A bench trial began this week to resolve allegations by the FTC that DirecTV misled millions of consumers about the actual costs of its subscriptions. According to the FTC, DirecTV should be required to pay $3.95 billion dollars to compensate consumers for failing to disclose that it would raise its monthly subscription price after a consumer subscribed for three months, and then again after a year. The FTC also alleged that DirecTV failed to disclose to consumers that an early termination fee would apply if consumers tried to cancel before those increases, or any time before the initial two year contract period expired.
The FTC filed its complaint back in March 2015 in the U.S. District Court for the Northern District of California and pointed to allegedly deceptive hard copy advertisements and internet sales through DirecTV’s website. The complaint alleges violations both of the FTC Act and the Restore Online Shoppers’ Confidence Act (ROSCA), which imposes specific requirements on negative option offers on the internet. DirecTV filed an unsuccessful partial motion for summary judgment on the ROSCA claims, as we previously discussed here.
More than two years after the initial complaint, settlement discussions fell through when FTC Commissioner Terrell McSweeny indicated she would not support an undisclosed settlement based on skepticism about the scope of equitable monetary relief and injunctive relief of the settlement. The $3.95 billion figure espoused by FTC attorneys in the first day of the bench trial sheds some light on why earlier negotiations may have ultimately fell through.
In the second day of trial, the FTC pressed DirecTV executives — now part of AT&T, Inc. — regarding the percentage of consumers misled by its billing practices according to internal surveys. The executive argued that, while there was indeed some evidence of consumers being confused about pricing practices, he did not believe such confusion was related to DirecTV’s subscription price increases or early termination fees.

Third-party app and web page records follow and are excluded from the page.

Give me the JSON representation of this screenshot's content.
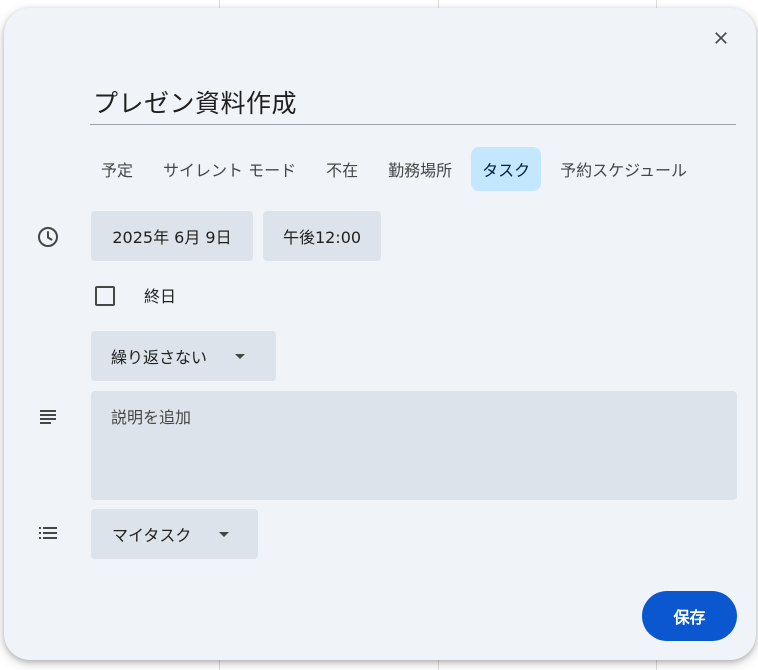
{
  "dialog": {
    "title": "プレゼン資料作成",
    "tabs": [
      {
        "label": "予定",
        "active": false
      },
      {
        "label": "サイレント モード",
        "active": false
      },
      {
        "label": "不在",
        "active": false
      },
      {
        "label": "勤務場所",
        "active": false
      },
      {
        "label": "タスク",
        "active": true
      },
      {
        "label": "予約スケジュール",
        "active": false
      }
    ],
    "date": "2025年 6月 9日",
    "time": "午後12:00",
    "all_day_label": "終日",
    "all_day_checked": false,
    "repeat": "繰り返さない",
    "description_placeholder": "説明を追加",
    "task_list": "マイタスク",
    "save_label": "保存"
  },
  "colors": {
    "dialog_bg": "#f0f4f9",
    "chip_bg": "#dde3ea",
    "active_tab_bg": "#c2e7ff",
    "primary": "#0b57d0"
  },
  "icons": {
    "close": "close-icon",
    "time": "clock-icon",
    "description": "notes-icon",
    "task_list": "list-icon"
  }
}
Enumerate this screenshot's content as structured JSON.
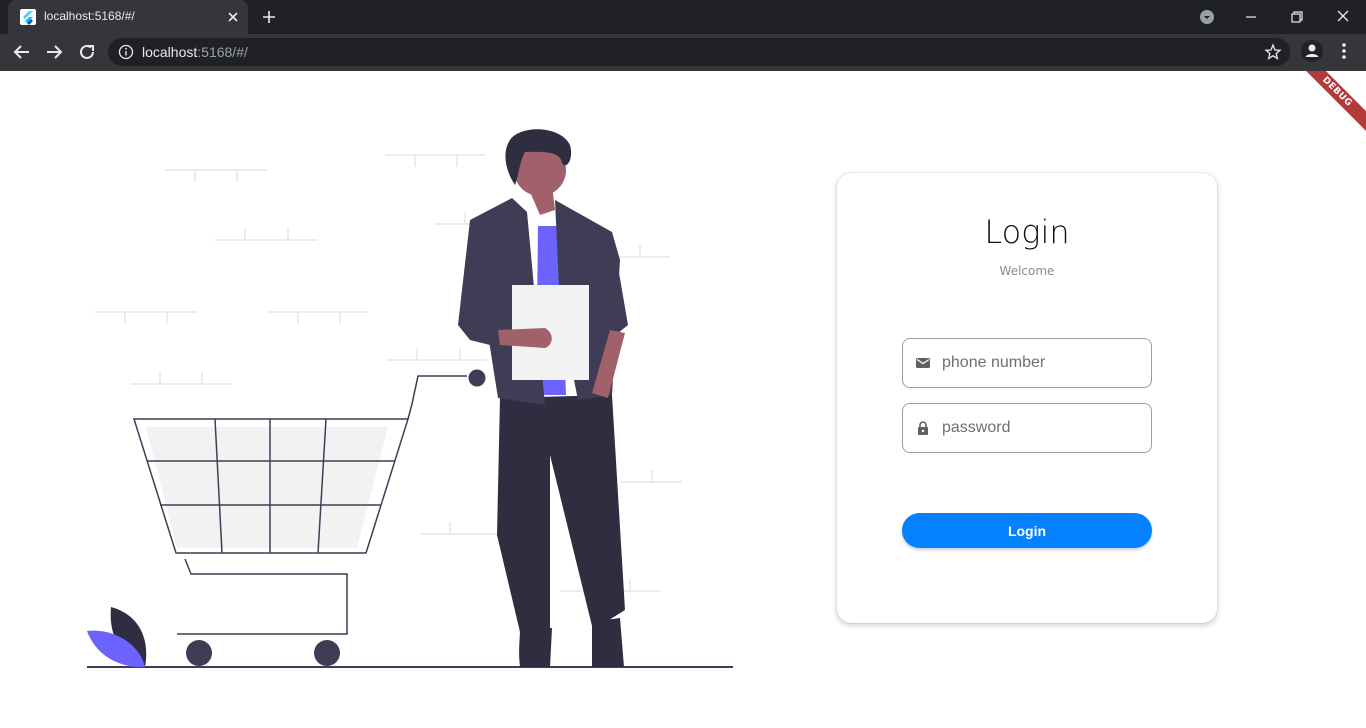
{
  "browser": {
    "tab_title": "localhost:5168/#/",
    "url_host": "localhost",
    "url_path": ":5168/#/"
  },
  "debug_banner": "DEBUG",
  "login_card": {
    "title": "Login",
    "subtitle": "Welcome",
    "phone_placeholder": "phone number",
    "password_placeholder": "password",
    "button_label": "Login",
    "accent_color": "#0381ff"
  },
  "illustration": {
    "subject": "person-with-shopping-cart",
    "colors": {
      "dark": "#3f3d56",
      "pants": "#2f2e41",
      "skin": "#a0616a",
      "accent": "#6c63ff",
      "basket": "#f2f2f2"
    }
  }
}
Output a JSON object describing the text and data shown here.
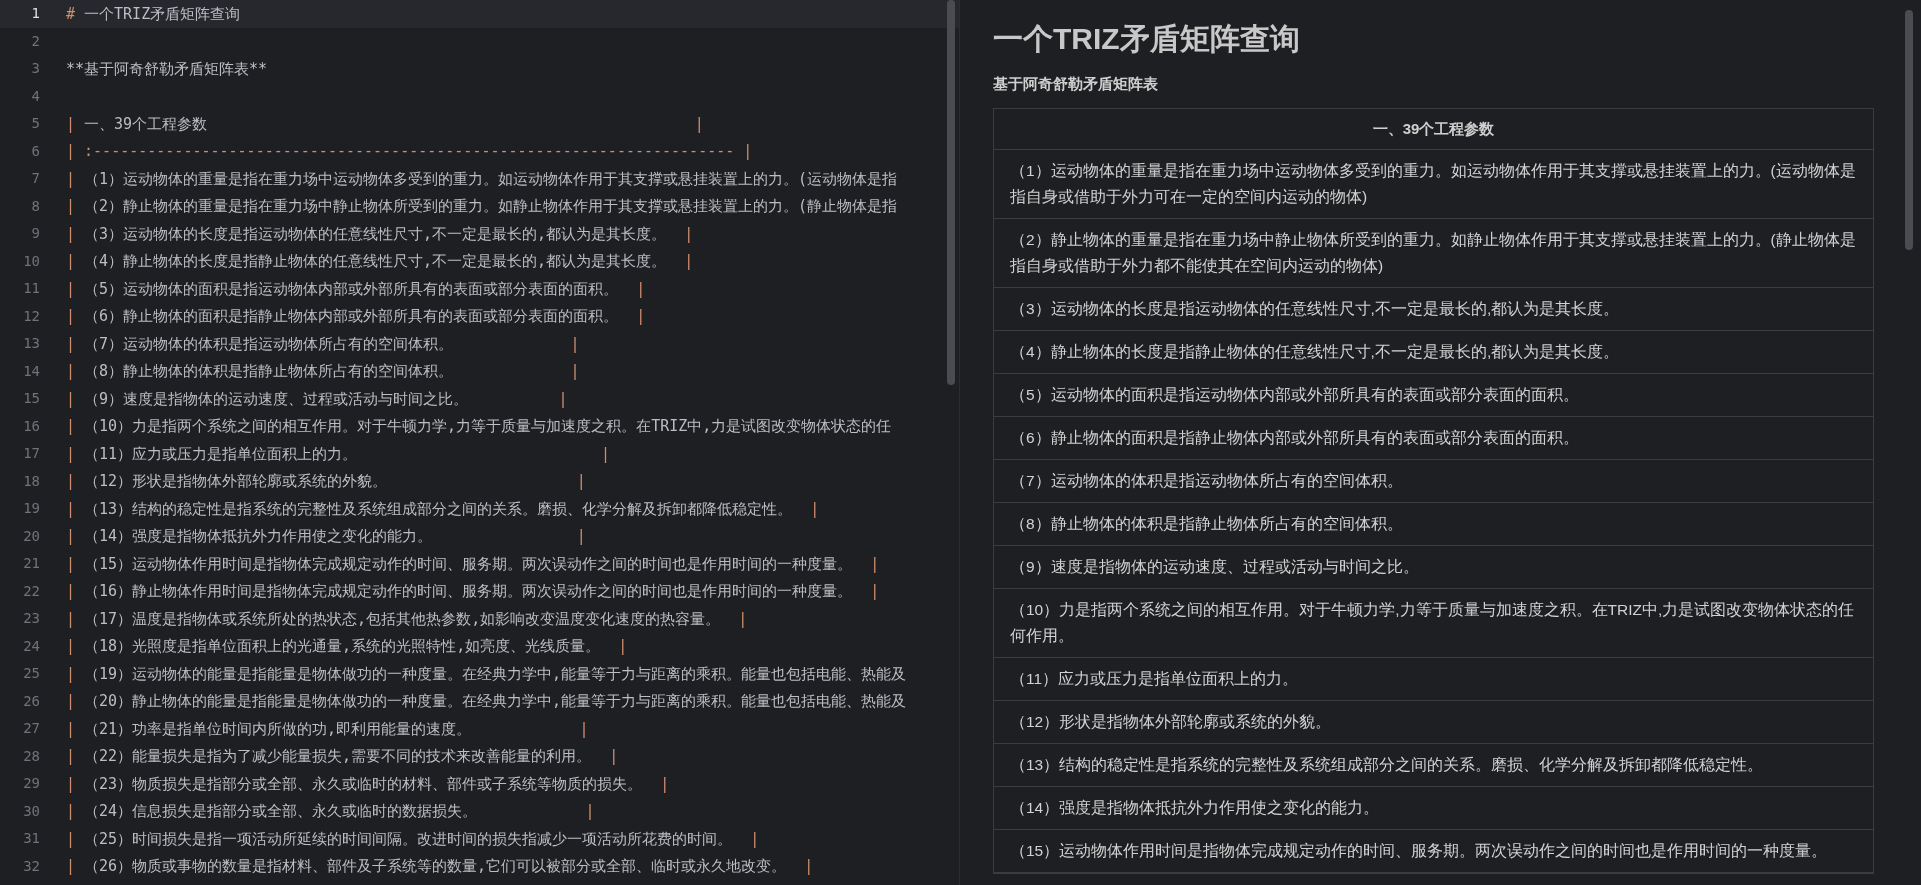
{
  "editor": {
    "lines": [
      {
        "number": "1",
        "text": "# 一个TRIZ矛盾矩阵查询",
        "current": true
      },
      {
        "number": "2",
        "current": false
      },
      {
        "number": "3",
        "text": "**基于阿奇舒勒矛盾矩阵表**",
        "current": false
      },
      {
        "number": "4",
        "current": false
      },
      {
        "number": "5",
        "text": "| 一、39个工程参数",
        "end": "                                                      |",
        "current": false
      },
      {
        "number": "6",
        "text": "| :----------------------------------------------------------------------- |",
        "current": false
      },
      {
        "number": "7",
        "text": "| （1）运动物体的重量是指在重力场中运动物体多受到的重力。如运动物体作用于其支撑或悬挂装置上的力。(运动物体是指",
        "current": false
      },
      {
        "number": "8",
        "text": "| （2）静止物体的重量是指在重力场中静止物体所受到的重力。如静止物体作用于其支撑或悬挂装置上的力。(静止物体是指",
        "current": false
      },
      {
        "number": "9",
        "text": "| （3）运动物体的长度是指运动物体的任意线性尺寸,不一定是最长的,都认为是其长度。  |",
        "current": false
      },
      {
        "number": "10",
        "text": "| （4）静止物体的长度是指静止物体的任意线性尺寸,不一定是最长的,都认为是其长度。  |",
        "current": false
      },
      {
        "number": "11",
        "text": "| （5）运动物体的面积是指运动物体内部或外部所具有的表面或部分表面的面积。  |",
        "current": false
      },
      {
        "number": "12",
        "text": "| （6）静止物体的面积是指静止物体内部或外部所具有的表面或部分表面的面积。  |",
        "current": false
      },
      {
        "number": "13",
        "text": "| （7）运动物体的体积是指运动物体所占有的空间体积。",
        "end": "             |",
        "current": false
      },
      {
        "number": "14",
        "text": "| （8）静止物体的体积是指静止物体所占有的空间体积。",
        "end": "             |",
        "current": false
      },
      {
        "number": "15",
        "text": "| （9）速度是指物体的运动速度、过程或活动与时间之比。",
        "end": "          |",
        "current": false
      },
      {
        "number": "16",
        "text": "| （10）力是指两个系统之间的相互作用。对于牛顿力学,力等于质量与加速度之积。在TRIZ中,力是试图改变物体状态的任",
        "current": false
      },
      {
        "number": "17",
        "text": "| （11）应力或压力是指单位面积上的力。",
        "end": "                           |",
        "current": false
      },
      {
        "number": "18",
        "text": "| （12）形状是指物体外部轮廓或系统的外貌。",
        "end": "                     |",
        "current": false
      },
      {
        "number": "19",
        "text": "| （13）结构的稳定性是指系统的完整性及系统组成部分之间的关系。磨损、化学分解及拆卸都降低稳定性。  |",
        "current": false
      },
      {
        "number": "20",
        "text": "| （14）强度是指物体抵抗外力作用使之变化的能力。",
        "end": "                |",
        "current": false
      },
      {
        "number": "21",
        "text": "| （15）运动物体作用时间是指物体完成规定动作的时间、服务期。两次误动作之间的时间也是作用时间的一种度量。  |",
        "current": false
      },
      {
        "number": "22",
        "text": "| （16）静止物体作用时间是指物体完成规定动作的时间、服务期。两次误动作之间的时间也是作用时间的一种度量。  |",
        "current": false
      },
      {
        "number": "23",
        "text": "| （17）温度是指物体或系统所处的热状态,包括其他热参数,如影响改变温度变化速度的热容量。  |",
        "current": false
      },
      {
        "number": "24",
        "text": "| （18）光照度是指单位面积上的光通量,系统的光照特性,如亮度、光线质量。  |",
        "current": false
      },
      {
        "number": "25",
        "text": "| （19）运动物体的能量是指能量是物体做功的一种度量。在经典力学中,能量等于力与距离的乘积。能量也包括电能、热能及",
        "current": false
      },
      {
        "number": "26",
        "text": "| （20）静止物体的能量是指能量是物体做功的一种度量。在经典力学中,能量等于力与距离的乘积。能量也包括电能、热能及",
        "current": false
      },
      {
        "number": "27",
        "text": "| （21）功率是指单位时间内所做的功,即利用能量的速度。",
        "end": "            |",
        "current": false
      },
      {
        "number": "28",
        "text": "| （22）能量损失是指为了减少能量损失,需要不同的技术来改善能量的利用。  |",
        "current": false
      },
      {
        "number": "29",
        "text": "| （23）物质损失是指部分或全部、永久或临时的材料、部件或子系统等物质的损失。  |",
        "current": false
      },
      {
        "number": "30",
        "text": "| （24）信息损失是指部分或全部、永久或临时的数据损失。",
        "end": "            |",
        "current": false
      },
      {
        "number": "31",
        "text": "| （25）时间损失是指一项活动所延续的时间间隔。改进时间的损失指减少一项活动所花费的时间。  |",
        "current": false
      },
      {
        "number": "32",
        "text": "| （26）物质或事物的数量是指材料、部件及子系统等的数量,它们可以被部分或全部、临时或永久地改变。  |",
        "current": false
      }
    ]
  },
  "preview": {
    "title": "一个TRIZ矛盾矩阵查询",
    "subtitle": "基于阿奇舒勒矛盾矩阵表",
    "table": {
      "header": "一、39个工程参数",
      "rows": [
        "（1）运动物体的重量是指在重力场中运动物体多受到的重力。如运动物体作用于其支撑或悬挂装置上的力。(运动物体是指自身或借助于外力可在一定的空间内运动的物体)",
        "（2）静止物体的重量是指在重力场中静止物体所受到的重力。如静止物体作用于其支撑或悬挂装置上的力。(静止物体是指自身或借助于外力都不能使其在空间内运动的物体)",
        "（3）运动物体的长度是指运动物体的任意线性尺寸,不一定是最长的,都认为是其长度。",
        "（4）静止物体的长度是指静止物体的任意线性尺寸,不一定是最长的,都认为是其长度。",
        "（5）运动物体的面积是指运动物体内部或外部所具有的表面或部分表面的面积。",
        "（6）静止物体的面积是指静止物体内部或外部所具有的表面或部分表面的面积。",
        "（7）运动物体的体积是指运动物体所占有的空间体积。",
        "（8）静止物体的体积是指静止物体所占有的空间体积。",
        "（9）速度是指物体的运动速度、过程或活动与时间之比。",
        "（10）力是指两个系统之间的相互作用。对于牛顿力学,力等于质量与加速度之积。在TRIZ中,力是试图改变物体状态的任何作用。",
        "（11）应力或压力是指单位面积上的力。",
        "（12）形状是指物体外部轮廓或系统的外貌。",
        "（13）结构的稳定性是指系统的完整性及系统组成部分之间的关系。磨损、化学分解及拆卸都降低稳定性。",
        "（14）强度是指物体抵抗外力作用使之变化的能力。",
        "（15）运动物体作用时间是指物体完成规定动作的时间、服务期。两次误动作之间的时间也是作用时间的一种度量。"
      ]
    }
  }
}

And in the third day of trial on Thursday, DirecTV’s former chief sales and marketing officer Paul Guyardo testified that he instructed his team to place the disclosure at the bottom of the page in small font. When certain team members expressed concerns, Guyardo told them to proceed because he didn’t think the disclosure needed to be prominent at that point in the marketing campaign, according to his testimony. The requisite size and location of disclosures for promotional offers is at the heart of the case.
The trial is expected to last a few weeks and is being presided over by U.S. District Judge Haywood S. Gilliam Jr.